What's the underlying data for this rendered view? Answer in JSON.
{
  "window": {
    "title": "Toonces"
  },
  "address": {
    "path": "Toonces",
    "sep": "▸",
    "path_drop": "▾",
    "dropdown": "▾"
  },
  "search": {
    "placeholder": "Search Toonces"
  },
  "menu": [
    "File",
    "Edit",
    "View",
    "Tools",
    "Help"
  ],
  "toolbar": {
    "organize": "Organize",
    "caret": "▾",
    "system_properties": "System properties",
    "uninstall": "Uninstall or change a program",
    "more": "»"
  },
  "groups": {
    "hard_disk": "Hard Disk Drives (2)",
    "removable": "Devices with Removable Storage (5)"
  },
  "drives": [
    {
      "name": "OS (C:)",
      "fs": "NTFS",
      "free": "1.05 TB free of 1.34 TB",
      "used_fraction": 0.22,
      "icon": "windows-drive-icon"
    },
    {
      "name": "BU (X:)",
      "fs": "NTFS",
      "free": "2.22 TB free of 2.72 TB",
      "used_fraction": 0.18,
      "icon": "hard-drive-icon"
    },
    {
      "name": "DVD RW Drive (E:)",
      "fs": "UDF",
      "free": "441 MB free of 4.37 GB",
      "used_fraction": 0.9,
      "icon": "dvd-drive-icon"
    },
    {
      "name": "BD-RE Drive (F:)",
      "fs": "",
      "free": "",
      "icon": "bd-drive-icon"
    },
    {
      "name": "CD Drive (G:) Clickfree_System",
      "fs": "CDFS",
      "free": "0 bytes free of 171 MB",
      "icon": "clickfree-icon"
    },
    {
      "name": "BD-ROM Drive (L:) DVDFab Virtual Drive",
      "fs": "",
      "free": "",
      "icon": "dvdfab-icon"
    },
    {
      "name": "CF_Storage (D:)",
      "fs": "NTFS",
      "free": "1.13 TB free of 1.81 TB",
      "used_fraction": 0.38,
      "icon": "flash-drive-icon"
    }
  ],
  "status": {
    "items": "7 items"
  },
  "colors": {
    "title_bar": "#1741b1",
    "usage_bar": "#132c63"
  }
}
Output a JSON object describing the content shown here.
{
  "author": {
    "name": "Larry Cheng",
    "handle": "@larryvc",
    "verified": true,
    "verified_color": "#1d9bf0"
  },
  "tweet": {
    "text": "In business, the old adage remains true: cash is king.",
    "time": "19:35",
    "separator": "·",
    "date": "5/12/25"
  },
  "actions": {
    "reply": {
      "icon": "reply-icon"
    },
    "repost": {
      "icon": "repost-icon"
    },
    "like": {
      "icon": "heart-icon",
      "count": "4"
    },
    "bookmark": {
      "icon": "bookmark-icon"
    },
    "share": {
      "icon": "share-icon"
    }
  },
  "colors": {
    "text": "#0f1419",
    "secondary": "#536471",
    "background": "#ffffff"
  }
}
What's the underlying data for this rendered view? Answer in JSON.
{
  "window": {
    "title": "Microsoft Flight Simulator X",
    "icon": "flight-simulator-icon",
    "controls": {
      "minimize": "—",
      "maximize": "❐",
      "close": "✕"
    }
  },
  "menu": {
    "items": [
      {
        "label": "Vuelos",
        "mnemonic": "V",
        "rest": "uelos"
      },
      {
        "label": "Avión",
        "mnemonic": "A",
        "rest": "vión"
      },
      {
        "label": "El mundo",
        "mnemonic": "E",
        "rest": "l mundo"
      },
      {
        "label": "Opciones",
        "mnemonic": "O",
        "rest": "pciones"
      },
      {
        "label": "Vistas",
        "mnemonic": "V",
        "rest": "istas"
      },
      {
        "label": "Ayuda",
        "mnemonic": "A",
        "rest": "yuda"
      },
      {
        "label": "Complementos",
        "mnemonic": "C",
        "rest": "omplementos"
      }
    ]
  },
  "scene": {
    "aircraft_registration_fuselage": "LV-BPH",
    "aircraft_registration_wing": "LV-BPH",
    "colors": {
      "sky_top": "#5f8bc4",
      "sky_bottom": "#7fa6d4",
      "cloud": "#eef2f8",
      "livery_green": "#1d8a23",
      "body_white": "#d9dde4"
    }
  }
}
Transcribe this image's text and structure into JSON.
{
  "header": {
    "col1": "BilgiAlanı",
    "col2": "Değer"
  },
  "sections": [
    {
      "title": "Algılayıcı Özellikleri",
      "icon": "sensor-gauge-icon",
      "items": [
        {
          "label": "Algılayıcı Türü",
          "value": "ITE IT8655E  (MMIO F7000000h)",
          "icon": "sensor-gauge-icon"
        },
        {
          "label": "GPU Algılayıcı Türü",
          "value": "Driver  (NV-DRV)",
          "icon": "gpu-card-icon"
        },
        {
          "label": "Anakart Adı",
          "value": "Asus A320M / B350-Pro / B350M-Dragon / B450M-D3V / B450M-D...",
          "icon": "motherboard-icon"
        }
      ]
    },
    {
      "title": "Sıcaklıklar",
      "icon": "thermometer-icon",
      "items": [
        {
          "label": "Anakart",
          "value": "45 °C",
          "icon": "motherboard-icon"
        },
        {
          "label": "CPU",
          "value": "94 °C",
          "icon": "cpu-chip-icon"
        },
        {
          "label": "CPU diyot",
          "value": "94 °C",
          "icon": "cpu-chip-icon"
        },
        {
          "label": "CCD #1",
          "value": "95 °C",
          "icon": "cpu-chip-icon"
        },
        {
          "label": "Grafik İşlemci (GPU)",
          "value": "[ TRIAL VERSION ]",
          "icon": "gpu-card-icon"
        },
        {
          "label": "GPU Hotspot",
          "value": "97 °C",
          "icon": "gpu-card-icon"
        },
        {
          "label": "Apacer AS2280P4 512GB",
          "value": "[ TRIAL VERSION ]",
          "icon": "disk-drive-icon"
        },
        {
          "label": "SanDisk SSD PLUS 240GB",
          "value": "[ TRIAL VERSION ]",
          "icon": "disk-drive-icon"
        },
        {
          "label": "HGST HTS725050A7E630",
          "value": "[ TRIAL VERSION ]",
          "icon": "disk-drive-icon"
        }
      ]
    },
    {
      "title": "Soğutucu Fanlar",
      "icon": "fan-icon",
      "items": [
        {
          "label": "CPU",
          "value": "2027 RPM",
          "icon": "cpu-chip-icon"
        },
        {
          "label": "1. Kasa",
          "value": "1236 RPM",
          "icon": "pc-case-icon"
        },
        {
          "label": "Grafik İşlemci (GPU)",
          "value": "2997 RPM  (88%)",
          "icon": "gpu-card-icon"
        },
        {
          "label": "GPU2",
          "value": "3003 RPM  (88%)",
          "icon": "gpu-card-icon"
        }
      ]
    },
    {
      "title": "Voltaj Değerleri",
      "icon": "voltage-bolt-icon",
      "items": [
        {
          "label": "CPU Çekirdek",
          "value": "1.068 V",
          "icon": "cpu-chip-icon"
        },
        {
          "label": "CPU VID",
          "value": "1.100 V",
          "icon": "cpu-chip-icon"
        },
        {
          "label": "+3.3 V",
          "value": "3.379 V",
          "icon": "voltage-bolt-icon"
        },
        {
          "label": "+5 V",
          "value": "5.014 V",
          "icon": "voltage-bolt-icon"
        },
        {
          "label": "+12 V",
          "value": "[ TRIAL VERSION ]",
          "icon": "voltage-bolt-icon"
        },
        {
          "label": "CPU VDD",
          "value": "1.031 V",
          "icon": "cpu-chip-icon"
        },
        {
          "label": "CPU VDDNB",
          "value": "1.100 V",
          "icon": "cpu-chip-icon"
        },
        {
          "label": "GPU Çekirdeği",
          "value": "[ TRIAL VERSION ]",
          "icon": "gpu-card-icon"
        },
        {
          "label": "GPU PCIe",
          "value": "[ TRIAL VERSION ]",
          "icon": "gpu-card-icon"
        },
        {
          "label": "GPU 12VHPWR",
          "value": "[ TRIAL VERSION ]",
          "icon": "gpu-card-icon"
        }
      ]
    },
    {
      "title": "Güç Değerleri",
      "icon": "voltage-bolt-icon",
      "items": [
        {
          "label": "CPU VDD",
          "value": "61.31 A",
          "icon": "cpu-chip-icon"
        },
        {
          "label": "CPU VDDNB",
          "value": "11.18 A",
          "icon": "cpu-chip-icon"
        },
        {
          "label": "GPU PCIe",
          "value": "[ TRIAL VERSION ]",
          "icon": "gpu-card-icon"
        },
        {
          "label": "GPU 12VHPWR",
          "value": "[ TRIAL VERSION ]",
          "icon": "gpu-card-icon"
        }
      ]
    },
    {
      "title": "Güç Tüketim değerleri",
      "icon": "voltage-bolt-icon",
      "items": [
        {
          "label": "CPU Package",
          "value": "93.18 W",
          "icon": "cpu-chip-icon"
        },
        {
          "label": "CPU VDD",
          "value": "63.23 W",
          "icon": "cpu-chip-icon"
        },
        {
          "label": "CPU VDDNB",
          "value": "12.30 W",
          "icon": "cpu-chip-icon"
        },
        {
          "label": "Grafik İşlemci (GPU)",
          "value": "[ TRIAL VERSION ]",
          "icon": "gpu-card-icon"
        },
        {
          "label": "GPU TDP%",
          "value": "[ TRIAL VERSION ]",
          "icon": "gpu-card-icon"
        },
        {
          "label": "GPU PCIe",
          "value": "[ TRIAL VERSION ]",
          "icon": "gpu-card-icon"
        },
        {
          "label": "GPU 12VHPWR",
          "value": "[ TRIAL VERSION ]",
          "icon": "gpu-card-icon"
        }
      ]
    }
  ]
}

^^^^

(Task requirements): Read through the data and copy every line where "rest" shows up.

(Written reply):
        "rest": "uelos"
        "rest": "vión"
        "rest": "l mundo"
        "rest": "pciones"
        "rest": "istas"
        "rest": "yuda"
        "rest": "omplementos"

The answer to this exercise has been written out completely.